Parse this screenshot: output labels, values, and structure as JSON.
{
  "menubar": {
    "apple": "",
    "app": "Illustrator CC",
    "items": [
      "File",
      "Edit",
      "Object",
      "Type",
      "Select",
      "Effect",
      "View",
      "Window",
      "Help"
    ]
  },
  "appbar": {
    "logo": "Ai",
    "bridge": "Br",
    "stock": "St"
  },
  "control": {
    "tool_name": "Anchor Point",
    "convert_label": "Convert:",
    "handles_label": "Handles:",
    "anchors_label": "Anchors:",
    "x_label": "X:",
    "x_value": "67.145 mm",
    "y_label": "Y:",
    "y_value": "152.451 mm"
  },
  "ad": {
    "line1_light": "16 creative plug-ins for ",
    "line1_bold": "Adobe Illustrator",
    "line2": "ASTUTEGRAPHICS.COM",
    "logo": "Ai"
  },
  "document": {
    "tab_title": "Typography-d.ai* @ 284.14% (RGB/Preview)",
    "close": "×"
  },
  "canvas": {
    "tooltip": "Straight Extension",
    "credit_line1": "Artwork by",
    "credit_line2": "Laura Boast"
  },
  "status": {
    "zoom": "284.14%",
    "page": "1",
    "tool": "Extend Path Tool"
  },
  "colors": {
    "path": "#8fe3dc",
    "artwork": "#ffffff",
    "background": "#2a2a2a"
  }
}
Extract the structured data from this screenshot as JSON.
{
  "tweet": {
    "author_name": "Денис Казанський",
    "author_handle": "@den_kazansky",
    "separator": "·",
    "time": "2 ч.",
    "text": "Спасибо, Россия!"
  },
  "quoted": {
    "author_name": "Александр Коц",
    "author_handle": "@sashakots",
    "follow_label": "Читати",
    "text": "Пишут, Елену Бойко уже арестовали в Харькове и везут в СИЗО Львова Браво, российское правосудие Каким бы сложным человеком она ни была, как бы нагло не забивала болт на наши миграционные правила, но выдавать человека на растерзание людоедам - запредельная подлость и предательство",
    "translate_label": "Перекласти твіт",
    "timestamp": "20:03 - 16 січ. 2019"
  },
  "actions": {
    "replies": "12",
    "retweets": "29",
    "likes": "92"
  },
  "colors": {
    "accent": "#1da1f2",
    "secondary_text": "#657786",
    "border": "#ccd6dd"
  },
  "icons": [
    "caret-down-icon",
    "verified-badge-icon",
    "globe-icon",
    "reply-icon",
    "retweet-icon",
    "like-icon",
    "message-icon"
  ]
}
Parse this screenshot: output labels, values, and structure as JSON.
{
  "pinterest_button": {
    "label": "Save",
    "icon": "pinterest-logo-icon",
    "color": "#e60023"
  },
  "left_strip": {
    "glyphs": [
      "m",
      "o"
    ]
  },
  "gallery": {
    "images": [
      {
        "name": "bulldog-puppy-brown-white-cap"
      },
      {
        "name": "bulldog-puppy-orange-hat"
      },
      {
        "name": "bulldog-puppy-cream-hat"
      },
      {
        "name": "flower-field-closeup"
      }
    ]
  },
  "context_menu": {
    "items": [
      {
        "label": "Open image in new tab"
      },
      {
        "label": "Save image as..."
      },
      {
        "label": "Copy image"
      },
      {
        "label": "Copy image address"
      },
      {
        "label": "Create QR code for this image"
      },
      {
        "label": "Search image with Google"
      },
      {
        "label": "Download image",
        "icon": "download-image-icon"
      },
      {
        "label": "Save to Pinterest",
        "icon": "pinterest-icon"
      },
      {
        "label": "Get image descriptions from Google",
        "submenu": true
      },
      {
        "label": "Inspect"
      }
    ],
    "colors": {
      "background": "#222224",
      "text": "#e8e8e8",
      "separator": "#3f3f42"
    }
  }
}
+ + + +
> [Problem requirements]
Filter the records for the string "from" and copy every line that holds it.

> [Task answer]
Extract the structured data from this screenshot as JSON.
        "label": "Get image descriptions from Google",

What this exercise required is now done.